In their most recent update, on the evening of Christmas, authorities said the fire was about 4,276 acres and containment had increased to 65%.

“As of last night the fire was pretty much knocked down and they have it completely encircled,” said Frank Parra, National City Fire Department director of emergency services, citing a report from a fire strike team captain on the scene. “They’ve released all outside fire resources, and it’s now just local fire resources involved. Today’s plan is to call in a few Type 3 resources, smaller fire engines designed for off-road in rough terrain, to mop up hot spots.”

Camp Pendleton’s Base Commander Brig. Gen. Dan Conley said Thursday that firefighters were using a burning technique to put out the brush fire, which erupted late Wednesday night in the 37000 block of De Luz Road near Fallbrook. The fire, which grew to 3,050 acres Thursday, prompted mandatory evacuations and road closures.

Mandatory evacuations were issued for homes on De Luz Road, Main Avenue, Dougherty Street and Ceramic, Darla and Shady lanes in Fallbrook and De Luz Housing and Lake O’Neill campground on Camp Pendleton.
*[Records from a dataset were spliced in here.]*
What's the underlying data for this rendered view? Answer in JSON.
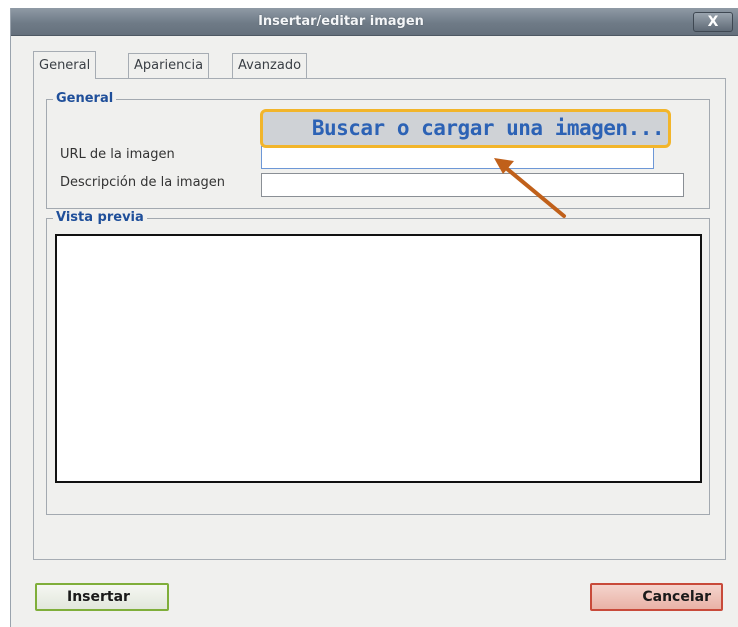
{
  "dialog": {
    "title": "Insertar/editar imagen",
    "close_label": "X"
  },
  "tabs": [
    {
      "label": "General",
      "active": true
    },
    {
      "label": "Apariencia",
      "active": false
    },
    {
      "label": "Avanzado",
      "active": false
    }
  ],
  "general_section": {
    "legend": "General",
    "url_label": "URL de la imagen",
    "url_value": "",
    "description_label": "Descripción de la imagen",
    "description_value": ""
  },
  "callout": {
    "text": "Buscar o cargar una imagen...",
    "border_color": "#f2b52b",
    "arrow_color": "#c0601a"
  },
  "preview_section": {
    "legend": "Vista previa"
  },
  "buttons": {
    "insert_label": "Insertar",
    "cancel_label": "Cancelar"
  },
  "colors": {
    "legend_text": "#1f4f9a",
    "insert_border": "#7fae3a",
    "cancel_border": "#c84a3a"
  }
}
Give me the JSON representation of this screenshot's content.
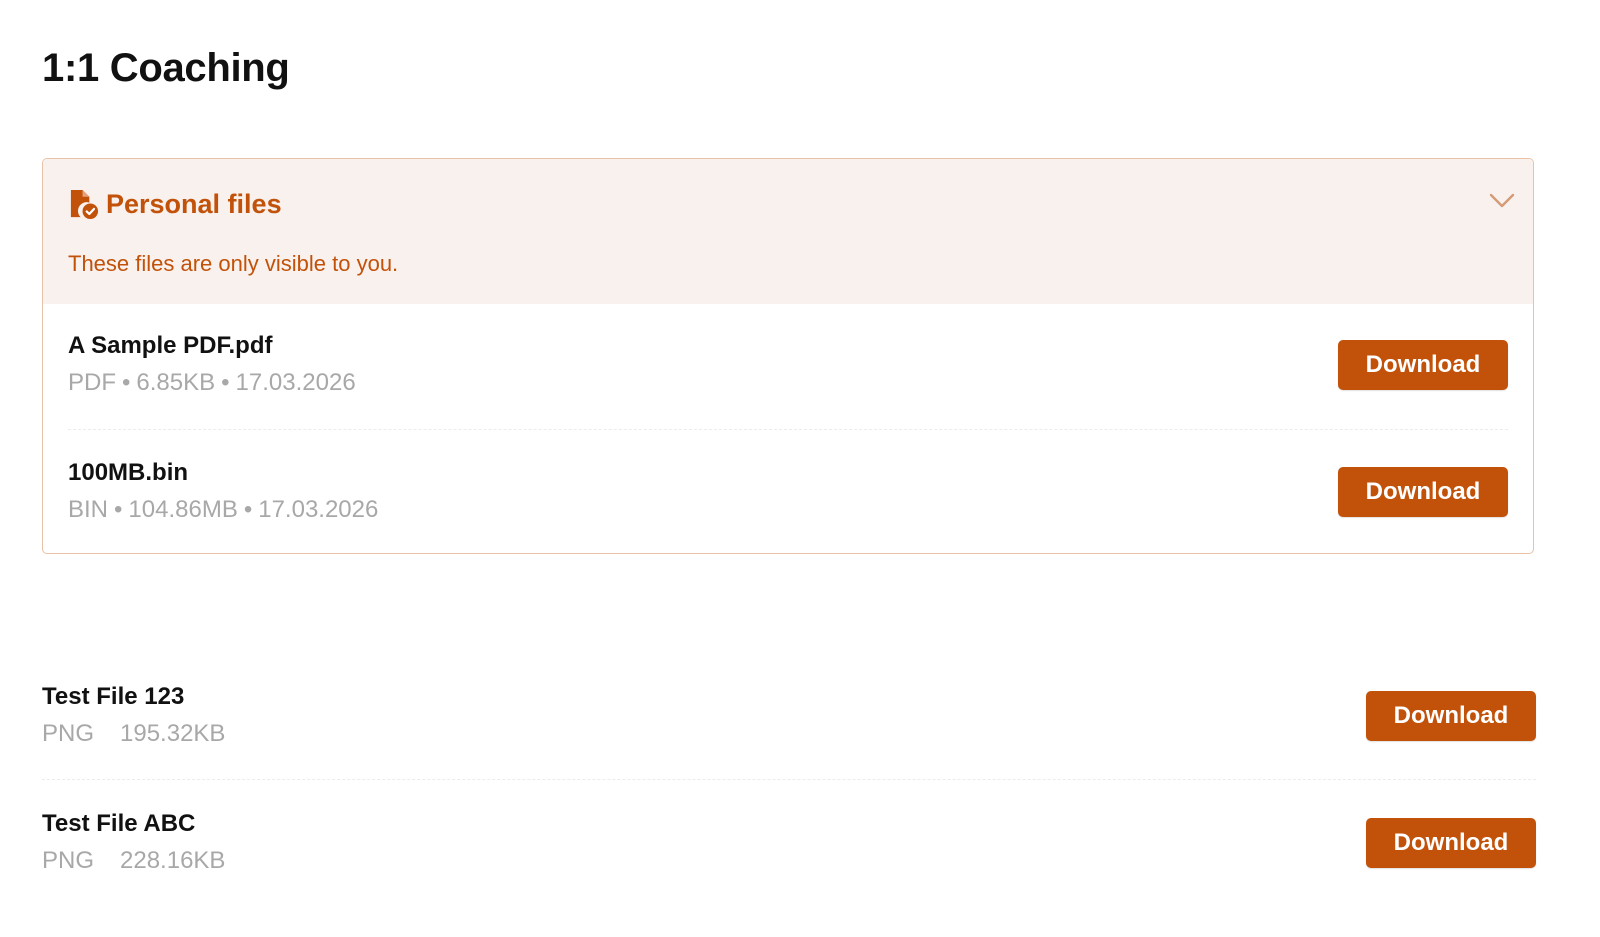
{
  "page": {
    "title": "1:1 Coaching"
  },
  "personal_files": {
    "title": "Personal files",
    "description": "These files are only visible to you.",
    "icon": "file-check-icon",
    "toggle_icon": "chevron-down-icon",
    "files": [
      {
        "name": "A Sample PDF.pdf",
        "type": "PDF",
        "size": "6.85KB",
        "date": "17.03.2026",
        "button": "Download"
      },
      {
        "name": "100MB.bin",
        "type": "BIN",
        "size": "104.86MB",
        "date": "17.03.2026",
        "button": "Download"
      }
    ]
  },
  "shared_files": [
    {
      "name": "Test File 123",
      "type": "PNG",
      "size": "195.32KB",
      "button": "Download"
    },
    {
      "name": "Test File ABC",
      "type": "PNG",
      "size": "228.16KB",
      "button": "Download"
    }
  ],
  "colors": {
    "accent": "#c2520a",
    "panel_background": "#f8f1ed",
    "panel_border": "#e9c1a6",
    "meta_text": "#a8a8a8"
  },
  "separator": "•"
}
That evacuation order was lifted Thursday night and about 7,000 residents were allowed to return to their homes.

The San Diego County Air Pollution Control District issued a smoke advisory for residents near Fallbrook and Camp Pendleton, warning that smoke will likely impact the area and that residents should assume the air quality levels are unhealthy for all people. Residents were advised to remain indoors, if possible, and limit physical activities in areas that smell like smoke.

The Creek Fire was first reported about 11:30 p.m. Wednesday in the 37000 block of De Luz Road, about two miles west of Sandia Creek Drive. It was unclear what sparked the blaze, which erupted amid a red flag warning issued by the National Weather Service for high winds and low humidity.

The flames were pushed by the wind into Camp Pendleton early Thursday morning, according to the North County Fire Protection District, and by 6 a.m. had burned 750 acres.

Because of steep terrain, difficult access and high wind speeds, the blaze quickly spread over a much wider area.

No structural damage has been reported from the Creek Fire.